Work required » Write each entry out once more, please, precisely as shown.

Dataset excerpts »
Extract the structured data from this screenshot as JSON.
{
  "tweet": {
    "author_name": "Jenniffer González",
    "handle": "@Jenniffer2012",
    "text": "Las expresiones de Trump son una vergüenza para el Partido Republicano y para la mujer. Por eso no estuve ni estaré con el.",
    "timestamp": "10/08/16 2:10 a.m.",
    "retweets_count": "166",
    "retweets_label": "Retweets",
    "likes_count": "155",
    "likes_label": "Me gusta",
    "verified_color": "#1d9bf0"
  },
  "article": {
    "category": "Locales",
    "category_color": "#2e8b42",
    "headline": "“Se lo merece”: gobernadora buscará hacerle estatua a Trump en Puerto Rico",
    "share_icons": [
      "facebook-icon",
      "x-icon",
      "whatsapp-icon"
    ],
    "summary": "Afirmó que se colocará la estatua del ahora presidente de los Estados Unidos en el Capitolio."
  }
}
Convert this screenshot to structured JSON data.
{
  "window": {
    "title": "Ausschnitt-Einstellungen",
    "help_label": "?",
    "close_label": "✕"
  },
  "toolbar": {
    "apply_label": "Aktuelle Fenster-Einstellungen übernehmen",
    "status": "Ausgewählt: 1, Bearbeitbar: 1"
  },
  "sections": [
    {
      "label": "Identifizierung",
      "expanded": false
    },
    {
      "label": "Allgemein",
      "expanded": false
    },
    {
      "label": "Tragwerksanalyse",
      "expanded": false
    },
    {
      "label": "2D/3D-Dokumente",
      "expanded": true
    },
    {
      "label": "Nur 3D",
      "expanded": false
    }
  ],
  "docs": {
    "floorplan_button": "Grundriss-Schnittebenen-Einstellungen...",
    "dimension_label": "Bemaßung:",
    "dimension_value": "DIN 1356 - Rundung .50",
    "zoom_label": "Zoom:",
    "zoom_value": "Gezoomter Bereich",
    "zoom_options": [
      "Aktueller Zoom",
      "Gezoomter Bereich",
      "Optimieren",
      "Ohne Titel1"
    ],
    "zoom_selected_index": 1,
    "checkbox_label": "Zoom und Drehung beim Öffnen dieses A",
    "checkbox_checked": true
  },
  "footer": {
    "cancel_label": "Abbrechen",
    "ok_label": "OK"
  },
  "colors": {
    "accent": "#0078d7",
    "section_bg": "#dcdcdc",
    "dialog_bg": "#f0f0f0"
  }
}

Solution for this exercise »
Extract the structured data from this screenshot as JSON.
{
  "tweet": {
    "author_name": "Jenniffer González",
    "handle": "@Jenniffer2012",
    "text": "Las expresiones de Trump son una vergüenza para el Partido Republicano y para la mujer. Por eso no estuve ni estaré con el.",
    "timestamp": "10/08/16 2:10 a.m.",
    "retweets_count": "166",
    "retweets_label": "Retweets",
    "likes_count": "155",
    "likes_label": "Me gusta",
    "verified_color": "#1d9bf0"
  },
  "article": {
    "category": "Locales",
    "category_color": "#2e8b42",
    "headline": "“Se lo merece”: gobernadora buscará hacerle estatua a Trump en Puerto Rico",
    "share_icons": [
      "facebook-icon",
      "x-icon",
      "whatsapp-icon"
    ],
    "summary": "Afirmó que se colocará la estatua del ahora presidente de los Estados Unidos en el Capitolio."
  }
}
Convert this screenshot to structured JSON data.
{
  "window": {
    "title": "Ausschnitt-Einstellungen",
    "help_label": "?",
    "close_label": "✕"
  },
  "toolbar": {
    "apply_label": "Aktuelle Fenster-Einstellungen übernehmen",
    "status": "Ausgewählt: 1, Bearbeitbar: 1"
  },
  "sections": [
    {
      "label": "Identifizierung",
      "expanded": false
    },
    {
      "label": "Allgemein",
      "expanded": false
    },
    {
      "label": "Tragwerksanalyse",
      "expanded": false
    },
    {
      "label": "2D/3D-Dokumente",
      "expanded": true
    },
    {
      "label": "Nur 3D",
      "expanded": false
    }
  ],
  "docs": {
    "floorplan_button": "Grundriss-Schnittebenen-Einstellungen...",
    "dimension_label": "Bemaßung:",
    "dimension_value": "DIN 1356 - Rundung .50",
    "zoom_label": "Zoom:",
    "zoom_value": "Gezoomter Bereich",
    "zoom_options": [
      "Aktueller Zoom",
      "Gezoomter Bereich",
      "Optimieren",
      "Ohne Titel1"
    ],
    "zoom_selected_index": 1,
    "checkbox_label": "Zoom und Drehung beim Öffnen dieses A",
    "checkbox_checked": true
  },
  "footer": {
    "cancel_label": "Abbrechen",
    "ok_label": "OK"
  },
  "colors": {
    "accent": "#0078d7",
    "section_bg": "#dcdcdc",
    "dialog_bg": "#f0f0f0"
  }
}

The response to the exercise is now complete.